Your objective: All records should be reproduced verbatim.

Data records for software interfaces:
—————

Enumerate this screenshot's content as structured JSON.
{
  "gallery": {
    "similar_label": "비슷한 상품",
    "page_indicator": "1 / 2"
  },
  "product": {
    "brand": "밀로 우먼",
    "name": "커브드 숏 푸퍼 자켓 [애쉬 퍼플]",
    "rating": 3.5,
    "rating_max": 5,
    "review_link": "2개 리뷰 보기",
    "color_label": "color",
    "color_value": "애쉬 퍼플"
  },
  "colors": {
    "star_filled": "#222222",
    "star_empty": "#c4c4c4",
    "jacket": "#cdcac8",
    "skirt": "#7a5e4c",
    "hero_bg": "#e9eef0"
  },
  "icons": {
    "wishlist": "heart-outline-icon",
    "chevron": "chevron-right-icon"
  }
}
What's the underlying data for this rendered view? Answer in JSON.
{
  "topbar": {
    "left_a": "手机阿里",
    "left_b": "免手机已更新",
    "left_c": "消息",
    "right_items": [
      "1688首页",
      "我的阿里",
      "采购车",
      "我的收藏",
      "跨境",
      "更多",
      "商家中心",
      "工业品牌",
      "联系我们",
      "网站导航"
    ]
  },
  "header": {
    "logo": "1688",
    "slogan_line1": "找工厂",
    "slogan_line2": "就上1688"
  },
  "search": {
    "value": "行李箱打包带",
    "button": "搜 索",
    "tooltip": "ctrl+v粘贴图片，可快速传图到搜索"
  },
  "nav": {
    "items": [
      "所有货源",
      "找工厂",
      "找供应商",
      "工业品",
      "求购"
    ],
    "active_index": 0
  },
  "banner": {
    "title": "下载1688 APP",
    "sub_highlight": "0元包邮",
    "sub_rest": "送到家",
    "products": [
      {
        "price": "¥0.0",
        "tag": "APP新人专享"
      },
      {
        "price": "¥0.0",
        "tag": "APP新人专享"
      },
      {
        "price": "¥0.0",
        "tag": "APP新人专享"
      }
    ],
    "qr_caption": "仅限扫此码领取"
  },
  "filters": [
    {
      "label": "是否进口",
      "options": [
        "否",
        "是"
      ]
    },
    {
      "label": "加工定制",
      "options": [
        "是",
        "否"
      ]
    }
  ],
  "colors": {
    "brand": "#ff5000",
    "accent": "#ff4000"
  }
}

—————

Expected answer:
Enumerate this screenshot's content as structured JSON.
{
  "gallery": {
    "similar_label": "비슷한 상품",
    "page_indicator": "1 / 2"
  },
  "product": {
    "brand": "밀로 우먼",
    "name": "커브드 숏 푸퍼 자켓 [애쉬 퍼플]",
    "rating": 3.5,
    "rating_max": 5,
    "review_link": "2개 리뷰 보기",
    "color_label": "color",
    "color_value": "애쉬 퍼플"
  },
  "colors": {
    "star_filled": "#222222",
    "star_empty": "#c4c4c4",
    "jacket": "#cdcac8",
    "skirt": "#7a5e4c",
    "hero_bg": "#e9eef0"
  },
  "icons": {
    "wishlist": "heart-outline-icon",
    "chevron": "chevron-right-icon"
  }
}
What's the underlying data for this rendered view? Answer in JSON.
{
  "topbar": {
    "left_a": "手机阿里",
    "left_b": "免手机已更新",
    "left_c": "消息",
    "right_items": [
      "1688首页",
      "我的阿里",
      "采购车",
      "我的收藏",
      "跨境",
      "更多",
      "商家中心",
      "工业品牌",
      "联系我们",
      "网站导航"
    ]
  },
  "header": {
    "logo": "1688",
    "slogan_line1": "找工厂",
    "slogan_line2": "就上1688"
  },
  "search": {
    "value": "行李箱打包带",
    "button": "搜 索",
    "tooltip": "ctrl+v粘贴图片，可快速传图到搜索"
  },
  "nav": {
    "items": [
      "所有货源",
      "找工厂",
      "找供应商",
      "工业品",
      "求购"
    ],
    "active_index": 0
  },
  "banner": {
    "title": "下载1688 APP",
    "sub_highlight": "0元包邮",
    "sub_rest": "送到家",
    "products": [
      {
        "price": "¥0.0",
        "tag": "APP新人专享"
      },
      {
        "price": "¥0.0",
        "tag": "APP新人专享"
      },
      {
        "price": "¥0.0",
        "tag": "APP新人专享"
      }
    ],
    "qr_caption": "仅限扫此码领取"
  },
  "filters": [
    {
      "label": "是否进口",
      "options": [
        "否",
        "是"
      ]
    },
    {
      "label": "加工定制",
      "options": [
        "是",
        "否"
      ]
    }
  ],
  "colors": {
    "brand": "#ff5000",
    "accent": "#ff4000"
  }
}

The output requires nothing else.